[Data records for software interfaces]
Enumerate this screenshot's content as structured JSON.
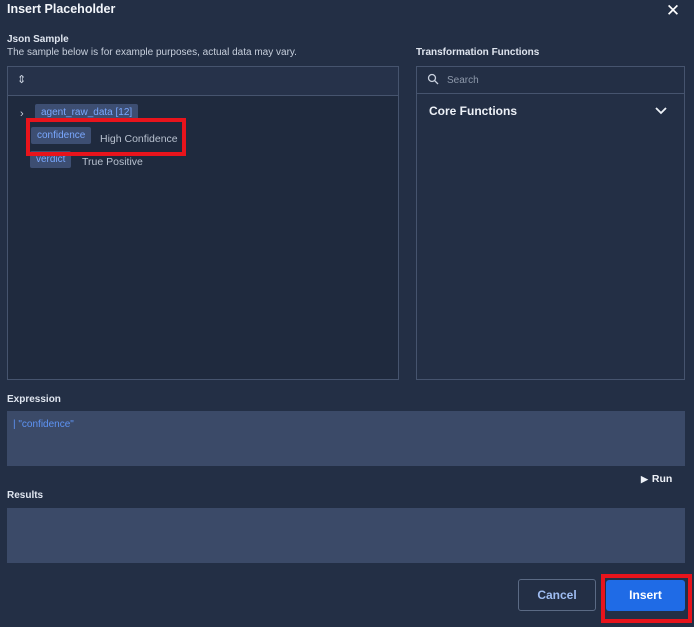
{
  "dialog": {
    "title": "Insert Placeholder",
    "close_icon": "close-icon"
  },
  "json_sample": {
    "label": "Json Sample",
    "description": "The sample below is for example purposes, actual data may vary.",
    "sort_icon": "sort-icon",
    "tree": [
      {
        "key": "agent_raw_data [12]",
        "value": "",
        "expandable": true
      },
      {
        "key": "confidence",
        "value": "High Confidence",
        "expandable": false
      },
      {
        "key": "verdict",
        "value": "True Positive",
        "expandable": false
      }
    ]
  },
  "transformation": {
    "label": "Transformation Functions",
    "search_placeholder": "Search",
    "core_functions_label": "Core Functions"
  },
  "expression": {
    "label": "Expression",
    "value": "| \"confidence\""
  },
  "run": {
    "label": "Run"
  },
  "results": {
    "label": "Results",
    "value": ""
  },
  "buttons": {
    "cancel": "Cancel",
    "insert": "Insert"
  },
  "colors": {
    "background": "#232f45",
    "accent": "#1f6be6",
    "highlight": "#e8141c",
    "chip_bg": "#3d4e72",
    "chip_text": "#7aa8ff"
  }
}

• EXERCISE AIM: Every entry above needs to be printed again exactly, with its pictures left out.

• SOLUTION TO THE EXERCISE:
Enumerate this screenshot's content as structured JSON.
{
  "dialog": {
    "title": "Insert Placeholder",
    "close_icon": "close-icon"
  },
  "json_sample": {
    "label": "Json Sample",
    "description": "The sample below is for example purposes, actual data may vary.",
    "sort_icon": "sort-icon",
    "tree": [
      {
        "key": "agent_raw_data [12]",
        "value": "",
        "expandable": true
      },
      {
        "key": "confidence",
        "value": "High Confidence",
        "expandable": false
      },
      {
        "key": "verdict",
        "value": "True Positive",
        "expandable": false
      }
    ]
  },
  "transformation": {
    "label": "Transformation Functions",
    "search_placeholder": "Search",
    "core_functions_label": "Core Functions"
  },
  "expression": {
    "label": "Expression",
    "value": "| \"confidence\""
  },
  "run": {
    "label": "Run"
  },
  "results": {
    "label": "Results",
    "value": ""
  },
  "buttons": {
    "cancel": "Cancel",
    "insert": "Insert"
  },
  "colors": {
    "background": "#232f45",
    "accent": "#1f6be6",
    "highlight": "#e8141c",
    "chip_bg": "#3d4e72",
    "chip_text": "#7aa8ff"
  }
}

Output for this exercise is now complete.